One of the great doubts that have remained around Nintendo Switch 2, also known as Nintendo Switch Pro, has been the issue of the support of second-generation DLSS technology , and the possibility that it is capable of moving games in 4K resolution, thanks to the use of this reconstruction technique and intelligent rescaling of the image.
DigitalFoundry wanted to investigate this question, and has shared an interesting video to analyze if it would really be possible to create a Nintendo Switch 2 that has enough power for it. To better understand the video, we must keep in mind some concepts that I am going to explain in a simple way below:
- To achieve stable frame-per-second averages, each frame must be rendered within a specified amount of time. Thus, to maintain 30 FPS, each frame must be completed in 33.33 milliseconds , and to achieve 60 FPS the time drops to 16.67 milliseconds.
- In that time, all the necessary tasks must be completed to finish the rendering of the frame, and this includes work at the level of geometry, shading, color and, where appropriate, the DLSS application.
- DLSS is an intelligent image reconstruction and rescaling technology that runs on the tensor cores, using an algorithm that takes images rendered at a resolution lower than the native resolution, and combines them to reconstruct and rescale the image, achieving quality image that, depending on the quality mode used, can surpass the rendering in native resolution.
- With DLSS motion vectors are used, and it is possible to start from very low resolutions to reach very high resolutions. The ultra performance mode can magnify the resolution by up to 9, which means that it is possible to start from 720p and rebuild and resize to 4K.
So could Nintendo Switch 2 go 4K with NVIDIA’s DLSS?
To offer a well-founded explanation and far from mere speculation, we have a series of important keys that confirm that yes , it would be perfectly possible, although as long as we are willing to accept rates of 30 frames per second.

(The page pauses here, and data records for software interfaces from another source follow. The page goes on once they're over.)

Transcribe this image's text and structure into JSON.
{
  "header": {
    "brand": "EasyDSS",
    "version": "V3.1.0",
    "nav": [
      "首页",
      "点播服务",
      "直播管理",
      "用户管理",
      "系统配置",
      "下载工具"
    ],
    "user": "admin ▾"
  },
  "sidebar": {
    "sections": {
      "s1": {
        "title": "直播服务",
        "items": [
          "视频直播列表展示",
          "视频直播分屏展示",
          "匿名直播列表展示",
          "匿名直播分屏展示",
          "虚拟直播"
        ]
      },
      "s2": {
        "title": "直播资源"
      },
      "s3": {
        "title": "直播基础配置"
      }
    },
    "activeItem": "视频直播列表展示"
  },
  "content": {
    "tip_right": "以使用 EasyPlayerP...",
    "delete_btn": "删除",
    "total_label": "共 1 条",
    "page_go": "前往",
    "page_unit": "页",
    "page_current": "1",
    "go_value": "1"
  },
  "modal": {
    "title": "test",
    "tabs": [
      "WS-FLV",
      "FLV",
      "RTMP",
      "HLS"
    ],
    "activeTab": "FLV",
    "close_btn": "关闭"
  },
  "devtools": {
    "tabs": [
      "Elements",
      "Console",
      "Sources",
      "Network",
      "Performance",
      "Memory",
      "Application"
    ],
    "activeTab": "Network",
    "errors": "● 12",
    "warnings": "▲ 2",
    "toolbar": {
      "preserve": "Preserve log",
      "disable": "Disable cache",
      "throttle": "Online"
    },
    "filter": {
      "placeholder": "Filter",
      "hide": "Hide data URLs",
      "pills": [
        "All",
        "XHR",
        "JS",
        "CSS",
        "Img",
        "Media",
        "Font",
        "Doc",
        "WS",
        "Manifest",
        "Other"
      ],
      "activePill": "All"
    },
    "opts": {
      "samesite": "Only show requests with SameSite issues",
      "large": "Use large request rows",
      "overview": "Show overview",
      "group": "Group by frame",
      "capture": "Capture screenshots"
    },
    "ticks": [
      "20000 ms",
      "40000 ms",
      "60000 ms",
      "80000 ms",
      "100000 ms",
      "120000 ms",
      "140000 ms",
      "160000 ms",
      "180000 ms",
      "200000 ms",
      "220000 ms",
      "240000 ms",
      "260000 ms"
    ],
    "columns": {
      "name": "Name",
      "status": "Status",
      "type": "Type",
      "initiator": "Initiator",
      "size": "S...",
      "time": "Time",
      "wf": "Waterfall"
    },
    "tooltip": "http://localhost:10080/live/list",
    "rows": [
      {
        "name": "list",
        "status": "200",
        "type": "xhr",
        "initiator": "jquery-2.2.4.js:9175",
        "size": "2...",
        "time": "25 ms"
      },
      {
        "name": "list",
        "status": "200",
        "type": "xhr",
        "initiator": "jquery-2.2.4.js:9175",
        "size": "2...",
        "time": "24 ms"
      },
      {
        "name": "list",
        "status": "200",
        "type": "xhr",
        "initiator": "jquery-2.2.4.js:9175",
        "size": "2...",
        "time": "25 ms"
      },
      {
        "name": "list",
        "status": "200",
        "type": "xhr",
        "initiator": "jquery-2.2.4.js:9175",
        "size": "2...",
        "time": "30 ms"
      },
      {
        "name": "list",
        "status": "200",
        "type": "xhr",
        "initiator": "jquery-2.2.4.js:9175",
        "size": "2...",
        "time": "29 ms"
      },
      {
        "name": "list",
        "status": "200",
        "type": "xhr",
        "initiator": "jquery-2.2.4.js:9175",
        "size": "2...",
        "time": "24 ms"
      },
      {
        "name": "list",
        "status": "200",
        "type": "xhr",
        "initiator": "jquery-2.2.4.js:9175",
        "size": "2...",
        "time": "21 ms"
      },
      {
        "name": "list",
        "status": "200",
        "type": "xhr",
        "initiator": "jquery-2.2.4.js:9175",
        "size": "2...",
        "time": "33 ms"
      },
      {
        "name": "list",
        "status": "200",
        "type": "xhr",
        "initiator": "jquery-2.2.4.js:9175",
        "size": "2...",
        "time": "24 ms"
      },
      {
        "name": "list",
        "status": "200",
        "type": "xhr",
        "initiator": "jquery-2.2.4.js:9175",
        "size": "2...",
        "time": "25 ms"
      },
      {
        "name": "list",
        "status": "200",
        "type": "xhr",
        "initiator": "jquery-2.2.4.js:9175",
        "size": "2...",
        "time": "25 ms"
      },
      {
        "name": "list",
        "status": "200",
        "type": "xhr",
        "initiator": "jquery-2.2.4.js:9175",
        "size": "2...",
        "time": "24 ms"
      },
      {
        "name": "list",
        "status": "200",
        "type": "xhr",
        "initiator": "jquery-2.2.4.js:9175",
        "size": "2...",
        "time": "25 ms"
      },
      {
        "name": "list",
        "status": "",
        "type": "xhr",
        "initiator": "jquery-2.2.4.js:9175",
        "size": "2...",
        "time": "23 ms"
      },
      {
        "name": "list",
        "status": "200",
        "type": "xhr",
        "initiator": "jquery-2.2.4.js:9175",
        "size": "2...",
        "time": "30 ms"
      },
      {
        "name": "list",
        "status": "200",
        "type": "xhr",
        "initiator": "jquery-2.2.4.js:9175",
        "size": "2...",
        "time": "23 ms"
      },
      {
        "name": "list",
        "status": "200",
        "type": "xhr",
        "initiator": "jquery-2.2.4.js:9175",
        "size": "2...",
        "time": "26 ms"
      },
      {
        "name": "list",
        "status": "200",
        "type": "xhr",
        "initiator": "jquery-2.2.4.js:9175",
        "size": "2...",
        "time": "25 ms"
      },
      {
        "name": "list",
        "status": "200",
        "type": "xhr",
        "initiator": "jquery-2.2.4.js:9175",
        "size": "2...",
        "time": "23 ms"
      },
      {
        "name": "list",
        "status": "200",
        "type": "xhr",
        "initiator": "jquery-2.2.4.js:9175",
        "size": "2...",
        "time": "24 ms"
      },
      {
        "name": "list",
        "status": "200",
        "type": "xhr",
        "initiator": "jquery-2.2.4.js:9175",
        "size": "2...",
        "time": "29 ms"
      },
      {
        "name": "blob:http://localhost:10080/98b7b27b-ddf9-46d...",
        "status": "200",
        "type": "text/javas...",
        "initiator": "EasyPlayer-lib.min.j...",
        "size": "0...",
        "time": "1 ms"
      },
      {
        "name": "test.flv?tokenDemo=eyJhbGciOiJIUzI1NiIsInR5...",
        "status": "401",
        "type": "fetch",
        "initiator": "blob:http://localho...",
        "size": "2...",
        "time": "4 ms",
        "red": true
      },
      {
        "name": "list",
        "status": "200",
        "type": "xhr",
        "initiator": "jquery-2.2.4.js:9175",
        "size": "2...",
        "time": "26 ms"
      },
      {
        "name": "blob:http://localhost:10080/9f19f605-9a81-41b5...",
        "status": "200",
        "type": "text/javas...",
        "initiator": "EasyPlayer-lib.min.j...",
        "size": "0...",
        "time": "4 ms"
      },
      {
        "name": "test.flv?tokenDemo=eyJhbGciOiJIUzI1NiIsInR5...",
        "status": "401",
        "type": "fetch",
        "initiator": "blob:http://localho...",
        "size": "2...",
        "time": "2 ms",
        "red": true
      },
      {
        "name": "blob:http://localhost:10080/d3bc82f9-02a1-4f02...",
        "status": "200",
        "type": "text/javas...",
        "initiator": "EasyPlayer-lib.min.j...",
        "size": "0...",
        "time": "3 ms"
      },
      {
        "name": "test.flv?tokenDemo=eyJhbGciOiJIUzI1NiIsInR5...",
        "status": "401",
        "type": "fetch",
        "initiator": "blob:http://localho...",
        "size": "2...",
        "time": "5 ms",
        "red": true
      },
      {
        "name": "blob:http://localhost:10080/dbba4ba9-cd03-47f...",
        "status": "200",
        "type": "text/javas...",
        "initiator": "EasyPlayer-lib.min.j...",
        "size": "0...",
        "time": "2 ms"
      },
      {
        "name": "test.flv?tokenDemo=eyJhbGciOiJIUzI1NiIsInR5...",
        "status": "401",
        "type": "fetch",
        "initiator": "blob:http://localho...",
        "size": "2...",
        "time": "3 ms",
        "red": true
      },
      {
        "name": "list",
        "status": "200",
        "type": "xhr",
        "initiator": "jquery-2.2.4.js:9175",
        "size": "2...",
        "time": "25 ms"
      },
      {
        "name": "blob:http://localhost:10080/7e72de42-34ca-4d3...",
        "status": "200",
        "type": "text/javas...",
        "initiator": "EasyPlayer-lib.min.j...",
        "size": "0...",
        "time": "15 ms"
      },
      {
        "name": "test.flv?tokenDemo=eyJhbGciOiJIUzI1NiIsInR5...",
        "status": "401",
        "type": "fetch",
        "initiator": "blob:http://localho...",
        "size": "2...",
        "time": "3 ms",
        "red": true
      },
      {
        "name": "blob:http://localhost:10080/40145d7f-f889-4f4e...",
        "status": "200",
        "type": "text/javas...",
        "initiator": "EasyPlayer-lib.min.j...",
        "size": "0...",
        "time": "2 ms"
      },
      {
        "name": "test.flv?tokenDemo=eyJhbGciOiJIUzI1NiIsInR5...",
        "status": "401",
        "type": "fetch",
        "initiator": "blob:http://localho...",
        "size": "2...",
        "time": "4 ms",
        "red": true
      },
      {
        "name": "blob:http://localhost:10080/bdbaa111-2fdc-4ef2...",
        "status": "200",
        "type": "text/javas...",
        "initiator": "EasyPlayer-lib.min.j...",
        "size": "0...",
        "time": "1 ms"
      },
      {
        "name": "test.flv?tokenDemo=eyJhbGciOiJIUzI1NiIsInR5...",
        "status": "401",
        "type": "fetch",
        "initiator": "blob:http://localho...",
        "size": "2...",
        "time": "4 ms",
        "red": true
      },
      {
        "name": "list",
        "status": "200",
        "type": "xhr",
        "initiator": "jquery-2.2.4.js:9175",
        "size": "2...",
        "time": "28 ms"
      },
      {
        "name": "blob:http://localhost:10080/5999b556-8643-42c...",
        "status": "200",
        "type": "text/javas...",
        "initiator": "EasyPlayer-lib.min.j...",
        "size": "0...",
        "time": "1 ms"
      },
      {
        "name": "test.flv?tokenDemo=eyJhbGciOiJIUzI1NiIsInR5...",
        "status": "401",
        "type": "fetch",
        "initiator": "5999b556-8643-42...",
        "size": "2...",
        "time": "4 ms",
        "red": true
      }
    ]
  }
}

Nintendo Switch 2 will have a budget, in terms of consumption, of about 10 watts for the SoC. Currently, the closest to that requirement, without going into evaluating a possible custom solution created by NVIDIA for Nintendo, would be the Orin ADAS chip , which has an Ampere GPU and offers 10 TOPs of power in its 5-watt variant. Since Nintendo Switch 2 would have an approximate budget of 10 watts, we can say that its total power would be 20 TOPs.
Well, let’s go with more important data. An RTX 2060 can move DOOM Eternal in 4K with DLSS enabled in performance mode (1080p as internal resolution) with no problems. This graphics card has 110 TOPs of power , and the cost that DLSS 2.2 represents for it is just 1.9 milliseconds. This means that, to render a frame, this technology adds in this case a cost of 1.9 milliseconds.
In the case of Nintendo Switch 2, its power would be 20 TOPs, which means that the cost of the DLSS 2.2 in performance mode would be 10.5 milliseconds, a figure too high for it to be feasible to maintain 60 FPS , since only 5.17 milliseconds would be left free to complete the entire rendering process, and the total cost would be 63% of the time available to render each frame. However, it would be viable applied to a 30 FPS objective , since 22.83 milliseconds would be free. In this case the cost of DLSS 2.2 would be only 32%,
Nintendo could also choose to use the ultra performance mode, which starts from a 720p resolution to rebuild and resize to 4K. In this case, the image is magnified nine times , and yes, the result is not at the level of native 4K, as we can see in the attached image, but it is clear that it greatly improves the result compared to 720p resolution.
Will Nintendo be willing to sacrifice 60 FPS to achieve that rescaled 4K? It is a possibility that we cannot rule out, but we must not forget that it is also likely that NVIDIA is developing a specific SoC for Nintendo Switch 2, and that it is capable of offering superior performance working with DLSS that allows reaching those 60 FPS in 4K .